US, Israel warn Iran of force if nuclear diplomacy fails
US President Joe Biden’s administration hinted Wednesday it could use force if diplomacy fails on Iran’s nuclear program, rallying more closely than ever behind warnings by Israel.
S President Joe Biden’s administration hinted Wednesday it could use force if diplomacy fails on Iran’s nuclear program, rallying more closely than ever behind warnings by Israel.
As negotiations with Iran remain at a standstill, US Secretary of State Antony Blinken held three-way talks with the top diplomats of Israel and the United Arab Emirates, two US allies which established relations last year amid shared concerns about Tehran.
Blinken renewed Biden’s offer to re-enter a 2015 nuclear agreement, trashed by former president Donald Trump, in which Iran drastically scaled back nuclear activity in return for unfulfilled promises of sanctions relief.
“We’re united in the proposition that Iran cannot be allowed to acquire a nuclear weapon,” Blinken told a joint news conference in Washington.
“We believe that the diplomatic path is the most effective way to ensure that that doesn’t happen,” he said.
But he said Iran has already had nine months since Biden’s election to demonstrate its commitment.
“With every passing day, and Iran’s refusal to engage in good faith, the runway gets get short,” Blinken said.
“We are prepared to turn to other options if Iran doesn’t change course,” he warned.
He did not elaborate — but Israeli Foreign Minister Yair Lapid, without being contradicted, said of Blinken’s comments: “I think everybody understands — here in Israel and in the Emirates and in Tehran — what it is that we mean.”
Lapid earlier said that both he and Blinken, as sons of Holocaust survivors, “know there are moments when nations must use force to protect the world from evil.”
“If a terror regime is going to acquire a nuclear weapon, we must act. We must make clear the civilized world won’t allow it,” Lapid said.

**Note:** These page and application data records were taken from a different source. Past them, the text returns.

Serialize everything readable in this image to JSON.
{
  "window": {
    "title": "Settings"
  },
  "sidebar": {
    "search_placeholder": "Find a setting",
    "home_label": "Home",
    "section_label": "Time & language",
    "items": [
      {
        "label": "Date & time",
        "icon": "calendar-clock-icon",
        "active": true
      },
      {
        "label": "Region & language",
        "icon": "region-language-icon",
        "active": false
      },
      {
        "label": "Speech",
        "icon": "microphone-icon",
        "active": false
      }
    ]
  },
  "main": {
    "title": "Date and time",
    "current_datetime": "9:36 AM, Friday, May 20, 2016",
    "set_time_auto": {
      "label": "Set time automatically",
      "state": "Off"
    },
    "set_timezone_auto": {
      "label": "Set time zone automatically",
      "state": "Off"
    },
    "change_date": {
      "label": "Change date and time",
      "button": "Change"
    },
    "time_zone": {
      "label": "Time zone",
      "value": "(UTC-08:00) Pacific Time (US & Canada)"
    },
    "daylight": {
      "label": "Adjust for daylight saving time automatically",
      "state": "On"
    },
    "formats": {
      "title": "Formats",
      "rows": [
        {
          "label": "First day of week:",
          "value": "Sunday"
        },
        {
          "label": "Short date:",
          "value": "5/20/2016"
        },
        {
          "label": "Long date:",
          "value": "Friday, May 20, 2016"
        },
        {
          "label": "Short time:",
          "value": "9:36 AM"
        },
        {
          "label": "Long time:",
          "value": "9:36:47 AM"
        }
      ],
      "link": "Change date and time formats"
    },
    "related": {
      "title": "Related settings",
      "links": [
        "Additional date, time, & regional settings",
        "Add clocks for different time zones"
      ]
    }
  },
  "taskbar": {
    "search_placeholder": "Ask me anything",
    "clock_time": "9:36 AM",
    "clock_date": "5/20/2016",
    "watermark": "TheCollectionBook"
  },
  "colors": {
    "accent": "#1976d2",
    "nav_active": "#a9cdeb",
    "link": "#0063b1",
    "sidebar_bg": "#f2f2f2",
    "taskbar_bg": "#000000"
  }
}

“Israel reserves the right to act at any given moment in any way. That is not only our right; it is also our responsibility.”
– US ‘realistic’ on future –
Iran and the United States held six rounds of indirect talks this year on returning to compliance, with a European Union mediator shuttling between the two sides in Vienna hotel rooms.
Talks were last held in June before the inauguration of a new hardline Iranian government that took over from President Hassan Rouhani, who had sought a better relationship with the West.
Rob Malley, the US negotiator, rejected suggestions that the talks had failed to make progress but he said the United States was still waiting for Iran to move forward.
“We feel like coming back would still be the best outcome but we’re realistic,” Malley said at an event at the Carnegie Endowment for International Peace.
“We know that there’s at least a good possibility that Iran is going to choose a different path and we need to coordinate with Israel and with our other partners in the region,” Malley said.
After taking part in the talks with Israel and the UAE, Malley said he would head in the coming days to the UAE as well as Saudi Arabia and Qatar.
Iran denies it is seeking a nuclear weapon, which the clerical state argues is religiously forbidden.
But Tehran believes it needs to defend itself in a hostile neighborhood, with memories still vivid of the brutal 1980-88 war launched by Iraqi dictator Saddam Hussein with backing from the West.
Iran has said repeatedly that it is ready to resume talks “soon” but no date has yet been announced.
Enrique Mora, the EU envoy in charge of reviving the troubled deal, plans to visit Tehran on Thursday in a new bid for progress.
Few experts expect Biden to favor military action against Iran, a more formidable foe than Afghanistan’s Taliban or Saddam’s Iraq, after Biden made the high-stakes decision to leave Afghanistan.
But Israel has already been engaged in a shadow war with Tehran, targeting Iranian military sites in ally Syria and carrying out a sabotage campaign inside Iran against its nuclear program.
Former prime minister Benjamin Netanyahu vehemently opposed the 2015 nuclear accord and openly campaigned against then president Barack Obama’s diplomacy.
Lapid, a centrist who cobbled together a coalition to oust the veteran right-wing Netanyahu, has promised a more collaborative approach with Washington, mindful of the backlash Israel has faced from the Democratic Party.